Charles Dance mentioned in his Production Diary that whilst they were casting, he got a phone call from Freddie Jones (who played Jan Pendered), who, having received the script, said "P**s-poor part, but I'll do it because I'm in love with Judi Dench." See more »
Andrea's German alternates between the perfect pronunciation of a German native speaker and a heavily accented version more suitable for somebody whose native language is Polish. See more »
Beautifully acted. The delineation of sibling rivalry between the two sisters, Ursula and Joan (Judi Dench and Maggie Smith, is a masterclass in itself. And what a treat to be entertained by Miriam Margoyes. Her Dorcas is the perfect foil for the two prim spinsters.
The script is finely wrought and the understated English humour a joy. There are moments when you just have to laugh out loud. At other times your empathy for the characters moves you to deep sadness and regret at lives that have had times of sorrow or been unfulfilled.
The visual imagery in this film is evokes the nostalgic feel of an English rural landscape of sixty years ago. The beautiful cinematography was complemented by the musical score.
This is the second English film in two weeks I have been really impressed by.
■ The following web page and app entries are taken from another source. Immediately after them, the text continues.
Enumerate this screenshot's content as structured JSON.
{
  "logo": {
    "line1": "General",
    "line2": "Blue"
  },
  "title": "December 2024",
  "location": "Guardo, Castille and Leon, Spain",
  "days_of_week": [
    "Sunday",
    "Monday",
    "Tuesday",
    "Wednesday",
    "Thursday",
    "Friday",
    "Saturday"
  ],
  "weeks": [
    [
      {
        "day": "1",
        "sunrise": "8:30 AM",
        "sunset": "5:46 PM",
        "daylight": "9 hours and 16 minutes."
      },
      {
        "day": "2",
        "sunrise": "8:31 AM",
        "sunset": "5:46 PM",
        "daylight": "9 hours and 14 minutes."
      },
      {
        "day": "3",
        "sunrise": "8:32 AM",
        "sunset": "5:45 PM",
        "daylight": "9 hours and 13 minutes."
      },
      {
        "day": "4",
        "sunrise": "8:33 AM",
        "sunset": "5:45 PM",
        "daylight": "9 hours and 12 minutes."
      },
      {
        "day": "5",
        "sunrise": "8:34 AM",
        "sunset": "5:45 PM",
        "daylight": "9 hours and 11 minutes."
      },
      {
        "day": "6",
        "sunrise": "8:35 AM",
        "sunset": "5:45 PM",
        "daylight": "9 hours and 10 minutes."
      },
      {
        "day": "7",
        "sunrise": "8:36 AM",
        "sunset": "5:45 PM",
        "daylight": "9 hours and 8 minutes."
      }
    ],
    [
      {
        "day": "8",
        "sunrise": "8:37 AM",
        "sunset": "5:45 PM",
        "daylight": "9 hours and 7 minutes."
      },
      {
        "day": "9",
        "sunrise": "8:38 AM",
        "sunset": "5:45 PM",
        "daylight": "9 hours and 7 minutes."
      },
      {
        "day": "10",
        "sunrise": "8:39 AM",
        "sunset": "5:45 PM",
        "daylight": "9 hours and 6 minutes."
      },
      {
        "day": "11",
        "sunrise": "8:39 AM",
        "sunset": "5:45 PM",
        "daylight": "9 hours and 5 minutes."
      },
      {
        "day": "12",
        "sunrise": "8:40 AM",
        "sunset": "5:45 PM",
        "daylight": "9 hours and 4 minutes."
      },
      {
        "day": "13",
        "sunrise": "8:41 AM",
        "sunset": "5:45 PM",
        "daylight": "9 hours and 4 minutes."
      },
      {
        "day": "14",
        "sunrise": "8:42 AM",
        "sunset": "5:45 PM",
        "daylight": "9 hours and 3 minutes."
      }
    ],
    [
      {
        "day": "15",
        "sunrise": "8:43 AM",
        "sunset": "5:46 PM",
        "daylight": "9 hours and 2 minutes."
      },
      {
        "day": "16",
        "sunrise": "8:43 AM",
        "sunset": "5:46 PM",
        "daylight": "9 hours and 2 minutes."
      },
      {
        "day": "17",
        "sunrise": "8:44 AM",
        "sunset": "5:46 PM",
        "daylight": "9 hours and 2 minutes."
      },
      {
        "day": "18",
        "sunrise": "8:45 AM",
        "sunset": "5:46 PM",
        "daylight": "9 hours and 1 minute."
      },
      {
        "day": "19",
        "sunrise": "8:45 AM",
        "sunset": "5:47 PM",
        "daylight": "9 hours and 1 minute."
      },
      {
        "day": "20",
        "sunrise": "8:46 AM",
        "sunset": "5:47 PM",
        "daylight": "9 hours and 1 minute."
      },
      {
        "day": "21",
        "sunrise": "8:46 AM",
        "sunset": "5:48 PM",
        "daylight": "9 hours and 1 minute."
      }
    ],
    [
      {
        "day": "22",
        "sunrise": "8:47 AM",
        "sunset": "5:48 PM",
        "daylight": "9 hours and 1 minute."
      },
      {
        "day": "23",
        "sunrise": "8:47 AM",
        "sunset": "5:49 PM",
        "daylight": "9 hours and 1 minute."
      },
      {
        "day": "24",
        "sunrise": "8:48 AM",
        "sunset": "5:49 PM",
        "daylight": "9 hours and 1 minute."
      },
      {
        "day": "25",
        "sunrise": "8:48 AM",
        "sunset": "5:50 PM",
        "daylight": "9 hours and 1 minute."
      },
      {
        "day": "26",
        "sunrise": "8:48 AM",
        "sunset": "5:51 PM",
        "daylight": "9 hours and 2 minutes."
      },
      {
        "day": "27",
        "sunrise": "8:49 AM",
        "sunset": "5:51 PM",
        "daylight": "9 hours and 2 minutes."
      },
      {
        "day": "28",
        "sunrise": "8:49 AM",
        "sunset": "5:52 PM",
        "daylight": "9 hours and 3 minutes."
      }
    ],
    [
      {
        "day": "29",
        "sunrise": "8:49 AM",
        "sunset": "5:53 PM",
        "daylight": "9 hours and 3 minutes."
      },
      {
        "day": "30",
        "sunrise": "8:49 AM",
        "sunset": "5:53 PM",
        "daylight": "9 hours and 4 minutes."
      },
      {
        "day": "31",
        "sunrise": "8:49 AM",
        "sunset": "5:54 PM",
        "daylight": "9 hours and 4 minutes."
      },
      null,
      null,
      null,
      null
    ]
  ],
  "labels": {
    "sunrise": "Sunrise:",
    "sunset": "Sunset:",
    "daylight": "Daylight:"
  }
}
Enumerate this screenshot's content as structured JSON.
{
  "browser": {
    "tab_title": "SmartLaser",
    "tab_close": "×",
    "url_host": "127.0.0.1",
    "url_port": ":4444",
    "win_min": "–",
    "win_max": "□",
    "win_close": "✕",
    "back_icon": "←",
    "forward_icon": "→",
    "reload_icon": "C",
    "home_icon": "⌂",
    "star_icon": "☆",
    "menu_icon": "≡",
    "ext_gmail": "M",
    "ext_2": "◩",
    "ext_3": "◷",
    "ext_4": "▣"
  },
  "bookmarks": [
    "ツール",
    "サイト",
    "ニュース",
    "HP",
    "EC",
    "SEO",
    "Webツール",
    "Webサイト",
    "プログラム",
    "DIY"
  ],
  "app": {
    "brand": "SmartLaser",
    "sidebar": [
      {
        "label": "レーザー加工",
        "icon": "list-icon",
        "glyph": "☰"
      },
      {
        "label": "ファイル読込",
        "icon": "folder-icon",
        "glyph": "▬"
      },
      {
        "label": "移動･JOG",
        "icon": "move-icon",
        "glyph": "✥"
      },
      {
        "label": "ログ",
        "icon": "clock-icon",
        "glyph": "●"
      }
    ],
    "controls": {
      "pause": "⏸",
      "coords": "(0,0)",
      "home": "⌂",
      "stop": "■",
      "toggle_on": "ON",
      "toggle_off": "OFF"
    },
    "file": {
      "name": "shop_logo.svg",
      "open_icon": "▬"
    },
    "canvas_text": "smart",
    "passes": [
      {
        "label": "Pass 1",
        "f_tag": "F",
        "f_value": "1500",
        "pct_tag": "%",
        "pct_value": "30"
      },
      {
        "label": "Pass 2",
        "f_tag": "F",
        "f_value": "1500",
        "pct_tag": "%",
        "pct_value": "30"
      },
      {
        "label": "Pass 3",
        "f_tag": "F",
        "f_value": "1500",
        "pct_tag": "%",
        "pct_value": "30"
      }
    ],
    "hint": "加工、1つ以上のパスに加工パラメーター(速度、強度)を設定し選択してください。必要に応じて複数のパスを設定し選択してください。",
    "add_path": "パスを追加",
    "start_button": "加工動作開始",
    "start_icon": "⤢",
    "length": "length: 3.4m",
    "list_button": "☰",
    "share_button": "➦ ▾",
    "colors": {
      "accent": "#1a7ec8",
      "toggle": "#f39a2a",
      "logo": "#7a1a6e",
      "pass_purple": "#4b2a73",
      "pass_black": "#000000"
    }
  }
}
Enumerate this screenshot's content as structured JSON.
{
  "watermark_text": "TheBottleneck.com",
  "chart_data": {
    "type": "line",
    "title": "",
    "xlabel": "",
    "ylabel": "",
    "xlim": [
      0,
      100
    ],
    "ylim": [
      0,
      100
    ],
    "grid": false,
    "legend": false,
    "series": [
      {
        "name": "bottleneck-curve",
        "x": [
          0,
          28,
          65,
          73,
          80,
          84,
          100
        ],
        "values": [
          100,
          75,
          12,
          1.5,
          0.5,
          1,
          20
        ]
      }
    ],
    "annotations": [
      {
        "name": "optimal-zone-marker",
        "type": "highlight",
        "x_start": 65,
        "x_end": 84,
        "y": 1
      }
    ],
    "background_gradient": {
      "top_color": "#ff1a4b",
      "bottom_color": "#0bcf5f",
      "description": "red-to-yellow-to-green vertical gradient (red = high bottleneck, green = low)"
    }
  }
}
51 of 65 people found this review helpful.
Was this review helpful to you?
| Report this